Ann Grayle: You know, I think you’re nuts. You go barging around without a very clear idea of what you’re doing. Everybody bats you down, smacks you over the head, fills you full of stuff…and you keep right on hitting between tackle and end. I don’t think you even know which side you’re on.
Phillip Marlowe: I don’t know which side anybody’s on. I don’t even know who’s playing today.
Now after seeing the original Dick Powell as a crooner in light song and dance flicks, his re-imagined image as Chandler’s Phillip Marlowe is that much more surprising. This film quickly dropped being the potential musical Farewell my Lovely and ultimately became a hard-boiled Noir called Murder, My Sweet. To Powell’s credit, his new alter ego works and he brings his own spin to the role. Perhaps he has a little more humor than Bogart but there is still enough of the tough guy in his role to make it work. He’s also deliciously cheeky which is perfectly illustrated by a scene where he lights his match on the butt of a statue. It’s great.
Edward Dmytryk gave us a film that has often been credited with helping to define the film-noir style of the 1940s. It makes perfect sense since his film brims with many of the major hallmarks of the genre. The powder-burned Marlowe’s initial narration carried through a flashback lends a wry and cynical commentary to the entire story. The screen itself is cloaked in shadows, filled with billows of cigarette smoke, and is often superimposed with disorienting images.
Early on one man named Marriot is dead, Marlowe gets clocked over the head, roughed up several times, not to mention drugged up. He gets hired, used, thrown off, and seduced more than once. All because of an expensive jade necklace. As Anne (Anne Shirley) notes, Marlowe goes charging into his case not quite knowing what is going on or who he is dealing with. That ambiguity is one of the strengths of this film because we are never allowed the comfort of knowing who to side with.
By default, we begin the film from the point of view of Marlowe, and so he is our anti-hero who we track with the entire film. He gets the giant thug Moose (Mike Mazurki) tossed his way first. Marlowe meets the pretty Anne who hides her true intentions, introducing him to her wealthy father (Miles Mander) and seductive stepmother (Claire Trevor). Next up is quack doctor Jules Amthor (Otto Kruger) who appears to be our most clear cut villain and yet nothing is for sure.
It takes a late night confrontation at a beach house for things to straighten themselves out. Yet even up until that point, we do not know Marlowe’s true intentions, and he does not find out the resolution of the case until well after, thanks to the powder burns to the face.
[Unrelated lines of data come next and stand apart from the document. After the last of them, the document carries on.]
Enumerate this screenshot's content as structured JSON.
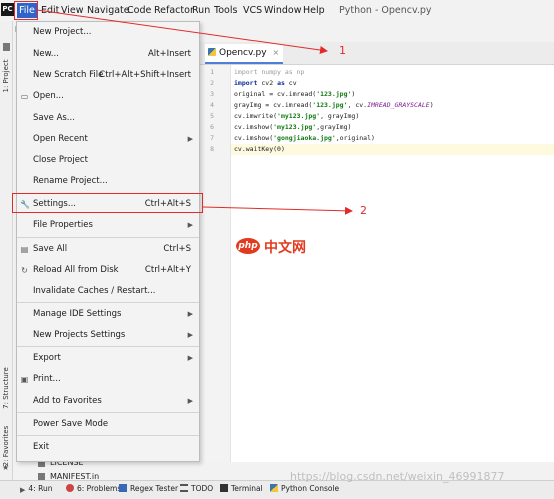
{
  "menubar": {
    "logo_text": "PC",
    "items": [
      "File",
      "Edit",
      "View",
      "Navigate",
      "Code",
      "Refactor",
      "Run",
      "Tools",
      "VCS",
      "Window",
      "Help"
    ],
    "window_title": "Python - Opencv.py"
  },
  "left_strip": {
    "tabs": [
      "1: Project",
      "7: Structure",
      "2: Favorites"
    ],
    "panel_header": "P"
  },
  "project_tree": {
    "rows": [
      "LICENSE",
      "MANIFEST.in"
    ]
  },
  "file_menu": {
    "items": [
      {
        "label": "New Project...",
        "shortcut": "",
        "submenu": false,
        "icon": ""
      },
      {
        "label": "New...",
        "shortcut": "Alt+Insert",
        "submenu": false,
        "icon": ""
      },
      {
        "label": "New Scratch File",
        "shortcut": "Ctrl+Alt+Shift+Insert",
        "submenu": false,
        "icon": ""
      },
      {
        "label": "Open...",
        "shortcut": "",
        "submenu": false,
        "icon": "folder-icon"
      },
      {
        "label": "Save As...",
        "shortcut": "",
        "submenu": false,
        "icon": ""
      },
      {
        "label": "Open Recent",
        "shortcut": "",
        "submenu": true,
        "icon": ""
      },
      {
        "label": "Close Project",
        "shortcut": "",
        "submenu": false,
        "icon": ""
      },
      {
        "label": "Rename Project...",
        "shortcut": "",
        "submenu": false,
        "icon": ""
      },
      {
        "label": "Settings...",
        "shortcut": "Ctrl+Alt+S",
        "submenu": false,
        "icon": "wrench-icon"
      },
      {
        "label": "File Properties",
        "shortcut": "",
        "submenu": true,
        "icon": ""
      },
      {
        "label": "Save All",
        "shortcut": "Ctrl+S",
        "submenu": false,
        "icon": "save-icon"
      },
      {
        "label": "Reload All from Disk",
        "shortcut": "Ctrl+Alt+Y",
        "submenu": false,
        "icon": "reload-icon"
      },
      {
        "label": "Invalidate Caches / Restart...",
        "shortcut": "",
        "submenu": false,
        "icon": ""
      },
      {
        "label": "Manage IDE Settings",
        "shortcut": "",
        "submenu": true,
        "icon": ""
      },
      {
        "label": "New Projects Settings",
        "shortcut": "",
        "submenu": true,
        "icon": ""
      },
      {
        "label": "Export",
        "shortcut": "",
        "submenu": true,
        "icon": ""
      },
      {
        "label": "Print...",
        "shortcut": "",
        "submenu": false,
        "icon": "print-icon"
      },
      {
        "label": "Add to Favorites",
        "shortcut": "",
        "submenu": true,
        "icon": ""
      },
      {
        "label": "Power Save Mode",
        "shortcut": "",
        "submenu": false,
        "icon": ""
      },
      {
        "label": "Exit",
        "shortcut": "",
        "submenu": false,
        "icon": ""
      }
    ]
  },
  "editor": {
    "tab_label": "Opencv.py",
    "tab_close": "×",
    "line_numbers": [
      "1",
      "2",
      "3",
      "4",
      "5",
      "6",
      "7",
      "8"
    ],
    "lines": [
      "import numpy as np",
      "import cv2 as cv",
      "original = cv.imread('123.jpg')",
      "grayImg = cv.imread('123.jpg', cv.IMREAD_GRAYSCALE)",
      "cv.imwrite('my123.jpg', grayImg)",
      "cv.imshow('my123.jpg',grayImg)",
      "cv.imshow('gongjiaoka.jpg',original)",
      "cv.waitKey(0)"
    ]
  },
  "annotations": {
    "label_1": "1",
    "label_2": "2",
    "color": "#e32a2a"
  },
  "watermark": {
    "logo": "php",
    "text": "中文网",
    "url": "https://blog.csdn.net/weixin_46991877"
  },
  "bottom_bar": {
    "items": [
      "4: Run",
      "6: Problems",
      "Regex Tester",
      "TODO",
      "Terminal",
      "Python Console"
    ]
  },
  "colors": {
    "menu_highlight": "#2f65ca",
    "annotation_red": "#e32a2a",
    "keyword_blue": "#0b2d9c",
    "string_green": "#117a11"
  }
}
Aside from Dick Powell’s anchoring performance, Claire Trevor is a tantalizing femme fatale, while Anne Shirley plays the guardian angel rather well. The juxtaposition of a morally questionable woman and an innocent girl develops the tension, not to mention that they are step-daughter and step-mother. When it’s all said and done, Marlowe got a sweet deal. He didn’t even need the jade necklace.